→ **Exercise brief**:
Where does the word "icon" occur in the entries below? Copy every line that has it.

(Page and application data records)
=-=-=-=-=
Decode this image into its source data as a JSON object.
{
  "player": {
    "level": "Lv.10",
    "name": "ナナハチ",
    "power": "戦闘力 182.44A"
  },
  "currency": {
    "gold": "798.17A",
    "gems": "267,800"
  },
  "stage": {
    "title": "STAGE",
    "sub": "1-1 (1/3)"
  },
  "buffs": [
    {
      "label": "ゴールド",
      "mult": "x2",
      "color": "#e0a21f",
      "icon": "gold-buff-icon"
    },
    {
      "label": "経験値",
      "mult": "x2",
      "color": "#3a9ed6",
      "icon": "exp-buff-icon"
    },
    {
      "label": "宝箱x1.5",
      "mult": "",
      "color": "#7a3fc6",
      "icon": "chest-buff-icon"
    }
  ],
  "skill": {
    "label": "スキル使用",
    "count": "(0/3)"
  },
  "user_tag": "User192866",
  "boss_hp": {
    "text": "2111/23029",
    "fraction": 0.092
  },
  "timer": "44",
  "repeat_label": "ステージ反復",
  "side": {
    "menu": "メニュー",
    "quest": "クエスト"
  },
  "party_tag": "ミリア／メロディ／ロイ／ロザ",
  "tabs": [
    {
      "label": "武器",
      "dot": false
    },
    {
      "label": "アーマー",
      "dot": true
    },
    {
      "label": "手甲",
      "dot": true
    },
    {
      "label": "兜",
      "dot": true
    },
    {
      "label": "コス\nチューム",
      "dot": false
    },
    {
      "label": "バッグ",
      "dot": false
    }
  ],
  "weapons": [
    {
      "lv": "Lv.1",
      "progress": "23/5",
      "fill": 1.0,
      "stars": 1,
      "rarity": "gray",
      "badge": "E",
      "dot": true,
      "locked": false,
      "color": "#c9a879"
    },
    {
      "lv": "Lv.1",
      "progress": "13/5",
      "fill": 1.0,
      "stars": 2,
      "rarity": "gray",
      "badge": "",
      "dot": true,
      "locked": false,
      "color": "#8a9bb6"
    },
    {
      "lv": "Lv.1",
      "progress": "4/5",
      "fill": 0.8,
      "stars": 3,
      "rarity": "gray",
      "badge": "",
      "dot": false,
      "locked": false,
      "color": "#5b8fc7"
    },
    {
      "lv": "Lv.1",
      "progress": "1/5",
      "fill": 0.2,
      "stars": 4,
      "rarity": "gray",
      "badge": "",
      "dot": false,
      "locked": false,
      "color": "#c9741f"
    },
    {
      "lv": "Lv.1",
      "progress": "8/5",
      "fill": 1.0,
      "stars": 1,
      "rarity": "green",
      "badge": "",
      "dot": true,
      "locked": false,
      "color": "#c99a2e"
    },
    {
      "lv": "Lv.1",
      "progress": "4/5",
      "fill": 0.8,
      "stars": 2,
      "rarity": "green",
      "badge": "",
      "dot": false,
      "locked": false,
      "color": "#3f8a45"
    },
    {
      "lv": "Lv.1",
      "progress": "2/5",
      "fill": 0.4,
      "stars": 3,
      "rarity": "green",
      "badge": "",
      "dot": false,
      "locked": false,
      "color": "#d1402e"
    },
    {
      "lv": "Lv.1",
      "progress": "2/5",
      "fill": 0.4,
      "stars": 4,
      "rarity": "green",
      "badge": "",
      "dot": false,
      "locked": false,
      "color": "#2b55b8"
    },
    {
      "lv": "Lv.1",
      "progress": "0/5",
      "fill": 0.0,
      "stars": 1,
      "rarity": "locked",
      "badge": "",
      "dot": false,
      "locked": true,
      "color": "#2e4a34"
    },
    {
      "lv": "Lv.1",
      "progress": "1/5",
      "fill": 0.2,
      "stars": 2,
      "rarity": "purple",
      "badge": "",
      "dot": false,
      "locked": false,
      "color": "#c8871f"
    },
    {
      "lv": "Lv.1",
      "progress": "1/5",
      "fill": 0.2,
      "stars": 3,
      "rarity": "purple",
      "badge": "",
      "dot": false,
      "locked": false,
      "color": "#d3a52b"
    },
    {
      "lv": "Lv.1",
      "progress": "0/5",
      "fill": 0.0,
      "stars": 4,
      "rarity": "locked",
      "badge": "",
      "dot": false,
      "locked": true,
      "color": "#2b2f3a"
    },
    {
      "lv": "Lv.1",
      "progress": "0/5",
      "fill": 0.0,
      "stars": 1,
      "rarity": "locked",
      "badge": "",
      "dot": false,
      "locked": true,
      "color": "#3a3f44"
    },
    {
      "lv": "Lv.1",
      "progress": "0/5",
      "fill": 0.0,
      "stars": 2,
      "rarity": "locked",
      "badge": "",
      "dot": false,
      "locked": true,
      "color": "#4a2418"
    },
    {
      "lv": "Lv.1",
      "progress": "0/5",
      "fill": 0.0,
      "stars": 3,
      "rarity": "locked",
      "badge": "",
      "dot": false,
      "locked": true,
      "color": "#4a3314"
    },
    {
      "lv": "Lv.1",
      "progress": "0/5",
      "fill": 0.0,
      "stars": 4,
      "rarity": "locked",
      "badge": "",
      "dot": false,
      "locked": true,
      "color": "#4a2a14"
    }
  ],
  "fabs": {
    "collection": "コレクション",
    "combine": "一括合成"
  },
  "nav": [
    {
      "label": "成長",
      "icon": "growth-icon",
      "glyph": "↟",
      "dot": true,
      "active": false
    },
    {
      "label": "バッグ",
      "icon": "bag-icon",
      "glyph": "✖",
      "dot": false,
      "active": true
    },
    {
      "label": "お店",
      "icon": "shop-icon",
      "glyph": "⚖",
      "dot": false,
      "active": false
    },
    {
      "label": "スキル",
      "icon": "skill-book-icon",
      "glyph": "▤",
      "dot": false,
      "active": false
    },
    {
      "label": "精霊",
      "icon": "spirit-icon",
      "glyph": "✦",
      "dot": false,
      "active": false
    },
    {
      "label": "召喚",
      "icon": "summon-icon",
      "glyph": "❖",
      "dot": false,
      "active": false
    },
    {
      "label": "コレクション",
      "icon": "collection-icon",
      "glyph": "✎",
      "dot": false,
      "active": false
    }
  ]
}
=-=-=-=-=
→ **Exercise response**:
      "icon": "gold-buff-icon"
      "icon": "exp-buff-icon"
      "icon": "chest-buff-icon"
      "icon": "growth-icon",
      "icon": "bag-icon",
      "icon": "shop-icon",
      "icon": "skill-book-icon",
      "icon": "spirit-icon",
      "icon": "summon-icon",
      "icon": "collection-icon",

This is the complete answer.